People living with dementia experience many difficulties. They may have problems with
language like word-finding struggles, substituting one word for another, or talking in
what’s called a “word salad,” where some of the words make sense and some just sound like
gibberish. When someone’s language skills are impacted by dementia, it’s especially important to be sensitive to the feeling that underlies the person’s speech rather than the words they are using.
You can usually identify whether a person is angry, frustrated, sad, amused, etc. Validating that feeling, whatever it is, is essential. It’s okay to say, “Of course you’re frustrated! I would be too!” or…“I know it’s difficult to find the right word. I’m sorry that’s so hard.” Then you can
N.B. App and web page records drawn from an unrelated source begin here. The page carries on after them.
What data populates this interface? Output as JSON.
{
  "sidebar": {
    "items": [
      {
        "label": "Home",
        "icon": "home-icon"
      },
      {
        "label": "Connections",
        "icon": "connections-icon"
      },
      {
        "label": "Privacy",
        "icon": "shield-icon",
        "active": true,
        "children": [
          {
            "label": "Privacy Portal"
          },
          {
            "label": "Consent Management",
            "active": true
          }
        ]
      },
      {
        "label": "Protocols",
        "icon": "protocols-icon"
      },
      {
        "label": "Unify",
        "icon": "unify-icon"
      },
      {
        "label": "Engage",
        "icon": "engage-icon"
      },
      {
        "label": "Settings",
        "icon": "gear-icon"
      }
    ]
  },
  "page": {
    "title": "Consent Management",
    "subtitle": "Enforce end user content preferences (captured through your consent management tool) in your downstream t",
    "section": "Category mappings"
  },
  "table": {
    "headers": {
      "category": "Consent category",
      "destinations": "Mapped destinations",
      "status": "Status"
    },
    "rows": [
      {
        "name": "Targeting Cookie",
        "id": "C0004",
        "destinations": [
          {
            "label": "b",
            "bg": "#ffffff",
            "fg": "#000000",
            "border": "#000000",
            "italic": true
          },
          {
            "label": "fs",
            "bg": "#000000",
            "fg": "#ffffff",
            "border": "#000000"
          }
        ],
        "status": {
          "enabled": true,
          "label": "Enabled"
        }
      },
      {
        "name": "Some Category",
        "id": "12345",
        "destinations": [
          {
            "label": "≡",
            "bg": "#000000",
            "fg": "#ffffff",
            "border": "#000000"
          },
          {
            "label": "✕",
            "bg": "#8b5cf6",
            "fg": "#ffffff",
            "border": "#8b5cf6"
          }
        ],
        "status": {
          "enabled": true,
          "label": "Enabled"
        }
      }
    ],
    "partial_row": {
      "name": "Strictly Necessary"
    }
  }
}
offer a guess, i.e., “Does it have to do with ________?” Or, you might just give a vague but reassuring response, like, “Well, I’m not so sure about all that, but I’ll get to the bottom of it.” Then, simply change the subject, i.e., “In the meantime, how about we take a walk?”
Other difficulties people with dementia struggle with may include problems with motor skills, judgment, decision making and sequencing. They may become disoriented to time and/or place. They may seem to lack any initiative. These changes can be very hard for family members to accept, but it is so important to remember that these are all reflections of the disease process that is causing the person’s dementia, not of the person who is still inside, and is still very here. It is helpful to focus on the skills and strengths that people with dementia have, instead of the losses. Persons with dementia generally retain an amazing sense of humor. They can be delightfully creative in their responses to the world around them. They still retain music (and lyrics), rhythm, prayers and other rituals, long-term memory, social graces, and they are extremely good at sensing other people’s emotions. In fact they will “borrow” your emotions from time to time, so it’s best to present them with ones you would like them to reflect back to you! Best of all, they never lose the ability to give and receive love.